The Bill proposes to enable the Executive, Minister for Health and Chief Health Officer to issue public health directions to protect the community from COVID-19 once the ACT steps out of the Public Health Emergency.
Chief Minister Andrew Barr said public health emergencies are declared in response to extreme situations, and the ACT Government is keen to keep its interventions in proportion to the public health risk to our community.
“This Bill provides Government with the ability to step down from the public health emergency while continuing to protect Canberrans as we learn to live in a COVID-normal world,” Chief Minister Barr said.
“It’s essential that we maintain the ability in the short to medium term to respond quickly to changing circumstances, such as fresh outbreaks or any emerging variants of concern. That’s why the public health direction powers proposed in this Bill would continue to allow the ACT Government to implement test, trace, isolate and quarantine measures, as well as requirements for people to be vaccinated against COVID-19 in some circumstances.
“The ACT Government has learnt from the experiences of other jurisdictions around Australia in the development of our legislation.
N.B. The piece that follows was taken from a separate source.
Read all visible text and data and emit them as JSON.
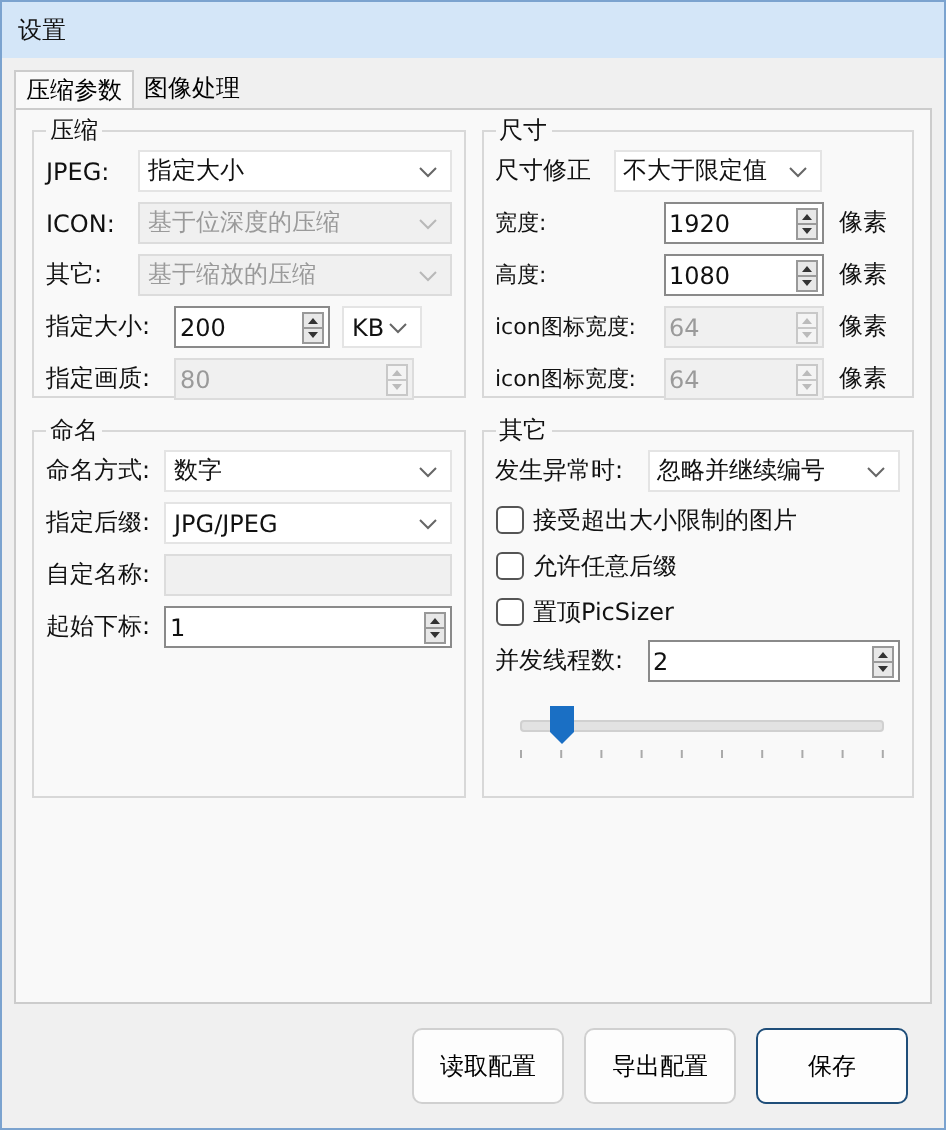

The Bill doesn’t give Government the power to impose lockdowns or curfews as part of the proposed public health directions. It wouldn’t allow the ACT Government to prohibit businesses, events or activities from running. A declared state of emergency would need to be in place for these restrictions to be re-introduced.
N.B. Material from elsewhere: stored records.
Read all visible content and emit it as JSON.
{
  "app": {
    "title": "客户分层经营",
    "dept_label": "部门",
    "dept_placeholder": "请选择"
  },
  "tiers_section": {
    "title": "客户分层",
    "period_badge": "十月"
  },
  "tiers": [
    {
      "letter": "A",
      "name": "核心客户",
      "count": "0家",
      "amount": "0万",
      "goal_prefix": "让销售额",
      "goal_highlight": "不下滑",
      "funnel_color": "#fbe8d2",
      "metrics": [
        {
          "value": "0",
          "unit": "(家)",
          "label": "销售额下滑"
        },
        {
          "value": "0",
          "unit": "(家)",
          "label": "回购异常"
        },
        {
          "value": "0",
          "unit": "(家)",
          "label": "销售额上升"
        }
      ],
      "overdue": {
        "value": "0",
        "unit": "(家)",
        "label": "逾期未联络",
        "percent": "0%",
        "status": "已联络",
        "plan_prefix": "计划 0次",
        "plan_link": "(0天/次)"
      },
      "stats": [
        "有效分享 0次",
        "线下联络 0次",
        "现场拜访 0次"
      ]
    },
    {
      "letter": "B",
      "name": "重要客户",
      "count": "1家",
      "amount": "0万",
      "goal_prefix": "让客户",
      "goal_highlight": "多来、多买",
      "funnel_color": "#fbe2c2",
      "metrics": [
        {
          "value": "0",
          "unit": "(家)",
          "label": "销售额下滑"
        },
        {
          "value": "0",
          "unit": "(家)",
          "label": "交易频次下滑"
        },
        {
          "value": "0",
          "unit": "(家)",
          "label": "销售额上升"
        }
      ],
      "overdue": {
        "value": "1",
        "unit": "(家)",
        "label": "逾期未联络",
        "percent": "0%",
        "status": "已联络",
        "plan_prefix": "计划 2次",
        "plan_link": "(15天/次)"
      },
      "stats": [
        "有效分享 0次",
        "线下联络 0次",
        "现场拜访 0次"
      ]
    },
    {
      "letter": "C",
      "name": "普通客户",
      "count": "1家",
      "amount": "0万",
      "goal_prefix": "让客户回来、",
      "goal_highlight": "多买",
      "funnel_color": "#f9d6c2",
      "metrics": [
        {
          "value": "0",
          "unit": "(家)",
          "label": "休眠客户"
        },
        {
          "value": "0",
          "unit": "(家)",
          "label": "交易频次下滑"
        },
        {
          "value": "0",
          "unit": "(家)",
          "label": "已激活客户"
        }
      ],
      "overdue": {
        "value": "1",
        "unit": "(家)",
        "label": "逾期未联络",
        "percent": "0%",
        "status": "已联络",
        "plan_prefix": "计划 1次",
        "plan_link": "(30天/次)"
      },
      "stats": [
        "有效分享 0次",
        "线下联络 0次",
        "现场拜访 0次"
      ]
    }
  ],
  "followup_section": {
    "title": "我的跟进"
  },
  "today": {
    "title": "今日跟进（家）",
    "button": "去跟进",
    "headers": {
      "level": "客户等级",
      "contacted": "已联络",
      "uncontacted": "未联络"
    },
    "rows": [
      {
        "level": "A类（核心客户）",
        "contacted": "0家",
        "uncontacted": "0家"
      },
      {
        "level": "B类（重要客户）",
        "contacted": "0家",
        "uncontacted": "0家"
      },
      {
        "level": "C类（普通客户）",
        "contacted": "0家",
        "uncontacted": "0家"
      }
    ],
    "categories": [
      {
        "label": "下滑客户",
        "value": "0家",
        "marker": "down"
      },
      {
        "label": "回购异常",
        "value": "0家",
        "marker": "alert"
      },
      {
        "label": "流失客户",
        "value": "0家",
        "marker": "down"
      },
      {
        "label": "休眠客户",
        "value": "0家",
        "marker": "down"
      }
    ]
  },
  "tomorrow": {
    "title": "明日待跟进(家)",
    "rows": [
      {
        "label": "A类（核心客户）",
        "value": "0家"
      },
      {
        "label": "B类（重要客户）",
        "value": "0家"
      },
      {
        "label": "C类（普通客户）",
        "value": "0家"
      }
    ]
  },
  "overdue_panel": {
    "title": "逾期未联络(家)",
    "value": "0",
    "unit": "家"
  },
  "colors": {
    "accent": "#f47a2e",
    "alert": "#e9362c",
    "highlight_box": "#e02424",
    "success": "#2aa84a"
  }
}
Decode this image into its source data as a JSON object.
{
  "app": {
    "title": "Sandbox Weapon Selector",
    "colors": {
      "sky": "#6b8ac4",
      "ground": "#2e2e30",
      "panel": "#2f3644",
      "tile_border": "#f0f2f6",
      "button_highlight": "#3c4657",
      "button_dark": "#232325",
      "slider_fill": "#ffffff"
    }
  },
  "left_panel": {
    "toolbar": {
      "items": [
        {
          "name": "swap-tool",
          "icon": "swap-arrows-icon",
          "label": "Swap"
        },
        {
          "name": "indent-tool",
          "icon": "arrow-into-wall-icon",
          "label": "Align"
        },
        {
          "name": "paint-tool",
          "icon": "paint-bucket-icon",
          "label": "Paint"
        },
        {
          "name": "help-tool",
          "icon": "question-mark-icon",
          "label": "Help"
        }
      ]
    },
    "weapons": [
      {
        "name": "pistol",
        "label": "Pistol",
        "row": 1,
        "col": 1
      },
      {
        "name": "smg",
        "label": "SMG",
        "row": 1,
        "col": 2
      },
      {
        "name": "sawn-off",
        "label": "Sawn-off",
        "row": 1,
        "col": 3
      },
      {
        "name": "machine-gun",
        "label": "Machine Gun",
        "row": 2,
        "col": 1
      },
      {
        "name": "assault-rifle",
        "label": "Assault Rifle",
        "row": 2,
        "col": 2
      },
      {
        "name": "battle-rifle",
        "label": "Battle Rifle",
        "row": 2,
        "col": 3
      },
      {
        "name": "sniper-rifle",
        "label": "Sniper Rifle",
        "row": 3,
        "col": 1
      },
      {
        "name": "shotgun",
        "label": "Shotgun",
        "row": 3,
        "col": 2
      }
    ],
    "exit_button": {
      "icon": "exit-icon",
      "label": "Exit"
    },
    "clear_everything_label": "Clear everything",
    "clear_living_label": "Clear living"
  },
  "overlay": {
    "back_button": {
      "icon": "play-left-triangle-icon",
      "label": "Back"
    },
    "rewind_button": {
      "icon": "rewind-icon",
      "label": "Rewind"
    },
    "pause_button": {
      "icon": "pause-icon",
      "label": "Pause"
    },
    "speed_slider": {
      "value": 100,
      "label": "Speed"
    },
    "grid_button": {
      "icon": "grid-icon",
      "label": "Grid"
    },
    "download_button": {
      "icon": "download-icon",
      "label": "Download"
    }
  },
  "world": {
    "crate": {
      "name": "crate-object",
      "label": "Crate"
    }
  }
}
“Importantly, this Bill is COVID-19 specific, each type of public health direction under this Bill would have a set time limit, and the Bill itself has a sunset clause that gives it an 18-month lifespan,” the Chief Minster said.
Minister for Health Rachel Stephen-Smith said the Government has worked closely with the Human Rights Commission during the drafting of the Bill.
“We feel confident that we have got safeguards in place to ensure the Bill is compatible with human rights and the expectations of our community,” Minister Stephen-Smith said.
“The Bill formalises the ability for people to seek an internal review if they are unhappy with decisions about their exemption applications and introduces the capacity for external review of decisions around quarantining, isolating or entry into the ACT for health or compassionate reasons.
“This Bill will enable us to move out of the public health emergency that was declared in March 2020, and safely and cautiously move toward living in a COVID-normal world.”
Minister Stephen-Smith has referred the Bill to the Standing Committee on Health and Community Wellbeing to inquire into the provisions and hear from the public about how we can continue to manage this ongoing pandemic.